> [Assignment] If a line in the data below contains the word "icon", copy it out.

> [Extracted material]
------------------------------------------------------------------------

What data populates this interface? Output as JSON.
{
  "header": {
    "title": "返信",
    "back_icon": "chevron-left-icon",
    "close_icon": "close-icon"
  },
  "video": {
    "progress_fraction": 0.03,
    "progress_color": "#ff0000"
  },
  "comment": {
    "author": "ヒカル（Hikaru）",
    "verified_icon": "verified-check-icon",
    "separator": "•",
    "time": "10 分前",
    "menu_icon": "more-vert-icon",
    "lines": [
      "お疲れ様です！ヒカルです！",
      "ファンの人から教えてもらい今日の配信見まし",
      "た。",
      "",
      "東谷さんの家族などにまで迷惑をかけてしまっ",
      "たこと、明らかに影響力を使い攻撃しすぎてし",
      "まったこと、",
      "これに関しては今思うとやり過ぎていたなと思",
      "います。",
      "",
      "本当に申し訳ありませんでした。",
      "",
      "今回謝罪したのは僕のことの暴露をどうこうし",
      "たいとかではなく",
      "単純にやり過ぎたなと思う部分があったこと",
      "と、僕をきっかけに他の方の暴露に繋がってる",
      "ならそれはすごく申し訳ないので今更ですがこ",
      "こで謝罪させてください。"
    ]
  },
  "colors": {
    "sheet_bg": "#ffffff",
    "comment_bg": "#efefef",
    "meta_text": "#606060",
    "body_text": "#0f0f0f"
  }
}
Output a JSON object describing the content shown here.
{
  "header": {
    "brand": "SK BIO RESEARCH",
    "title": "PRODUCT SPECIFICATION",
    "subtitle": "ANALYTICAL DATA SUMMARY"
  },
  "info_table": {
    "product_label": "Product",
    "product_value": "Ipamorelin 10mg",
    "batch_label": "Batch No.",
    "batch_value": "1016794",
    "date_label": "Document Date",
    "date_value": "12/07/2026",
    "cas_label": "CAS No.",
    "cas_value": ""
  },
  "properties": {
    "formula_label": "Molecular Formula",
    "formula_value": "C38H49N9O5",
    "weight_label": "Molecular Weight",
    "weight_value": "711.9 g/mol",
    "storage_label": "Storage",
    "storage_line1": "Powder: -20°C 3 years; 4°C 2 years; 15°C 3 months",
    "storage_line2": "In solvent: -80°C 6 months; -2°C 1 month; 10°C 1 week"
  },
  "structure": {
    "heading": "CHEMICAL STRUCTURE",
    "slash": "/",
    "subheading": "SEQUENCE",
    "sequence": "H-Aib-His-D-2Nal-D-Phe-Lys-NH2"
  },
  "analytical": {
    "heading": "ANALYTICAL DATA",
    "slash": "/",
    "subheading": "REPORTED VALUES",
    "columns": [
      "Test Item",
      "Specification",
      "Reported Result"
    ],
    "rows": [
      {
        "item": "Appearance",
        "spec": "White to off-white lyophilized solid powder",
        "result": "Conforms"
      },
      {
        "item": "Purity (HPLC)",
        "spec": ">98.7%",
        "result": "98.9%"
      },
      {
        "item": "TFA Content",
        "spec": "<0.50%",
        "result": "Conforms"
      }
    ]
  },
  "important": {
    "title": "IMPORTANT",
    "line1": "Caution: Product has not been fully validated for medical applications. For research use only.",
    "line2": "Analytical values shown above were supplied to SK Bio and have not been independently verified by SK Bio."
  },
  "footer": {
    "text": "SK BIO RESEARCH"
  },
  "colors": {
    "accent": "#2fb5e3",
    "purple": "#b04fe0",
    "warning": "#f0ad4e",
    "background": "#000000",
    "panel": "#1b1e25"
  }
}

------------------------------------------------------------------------

> [Exercise response]
    "back_icon": "chevron-left-icon",
    "close_icon": "close-icon"
    "verified_icon": "verified-check-icon",
    "menu_icon": "more-vert-icon",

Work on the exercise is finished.